REQUIRED ACTION →
Where does the word "title" appear in the data? Copy every line that holds it.

### INPUT MATERIAL ###

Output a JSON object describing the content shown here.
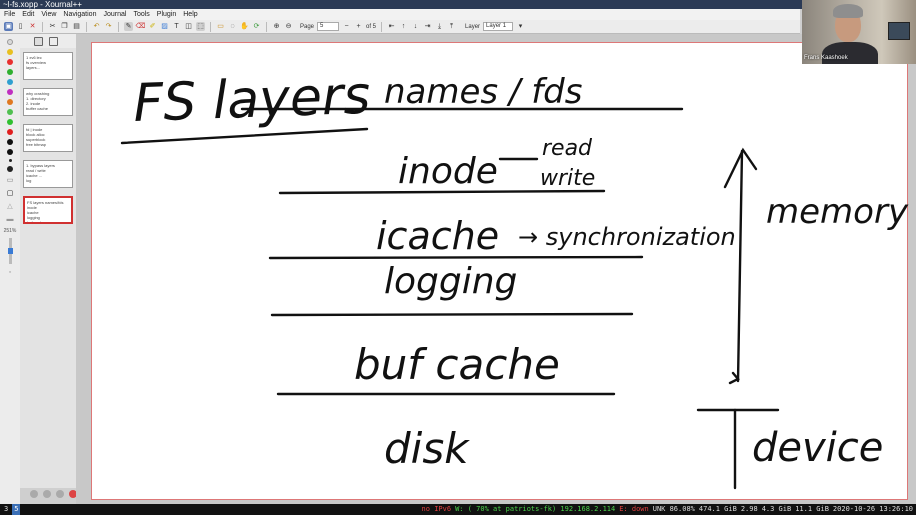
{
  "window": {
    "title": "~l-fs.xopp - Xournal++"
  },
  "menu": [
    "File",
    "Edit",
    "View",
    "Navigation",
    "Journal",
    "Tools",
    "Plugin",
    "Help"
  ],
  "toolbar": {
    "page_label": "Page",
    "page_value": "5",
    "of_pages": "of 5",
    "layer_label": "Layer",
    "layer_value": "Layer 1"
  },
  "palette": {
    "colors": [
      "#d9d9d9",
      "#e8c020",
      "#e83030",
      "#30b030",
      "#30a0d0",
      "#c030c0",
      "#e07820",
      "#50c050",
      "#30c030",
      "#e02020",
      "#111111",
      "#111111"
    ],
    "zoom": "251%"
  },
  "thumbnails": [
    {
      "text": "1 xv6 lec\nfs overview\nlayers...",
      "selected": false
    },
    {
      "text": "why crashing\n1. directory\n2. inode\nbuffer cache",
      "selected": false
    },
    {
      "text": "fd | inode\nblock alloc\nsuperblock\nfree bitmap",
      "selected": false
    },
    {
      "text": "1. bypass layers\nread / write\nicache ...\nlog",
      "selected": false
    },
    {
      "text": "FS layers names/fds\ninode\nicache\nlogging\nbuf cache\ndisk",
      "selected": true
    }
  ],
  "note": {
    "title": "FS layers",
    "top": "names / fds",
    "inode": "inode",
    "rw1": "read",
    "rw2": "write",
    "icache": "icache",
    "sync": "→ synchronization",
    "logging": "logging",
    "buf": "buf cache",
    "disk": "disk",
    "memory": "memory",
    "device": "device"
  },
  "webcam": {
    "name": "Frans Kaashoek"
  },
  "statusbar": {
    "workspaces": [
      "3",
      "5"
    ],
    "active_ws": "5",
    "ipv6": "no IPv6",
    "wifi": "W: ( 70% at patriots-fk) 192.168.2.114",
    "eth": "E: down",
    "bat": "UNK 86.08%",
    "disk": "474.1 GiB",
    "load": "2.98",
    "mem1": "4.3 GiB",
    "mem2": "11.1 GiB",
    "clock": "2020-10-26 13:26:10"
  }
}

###

OUTPUT OF THE EXERCISE →
    "title": "~l-fs.xopp - Xournal++"
    "title": "FS layers",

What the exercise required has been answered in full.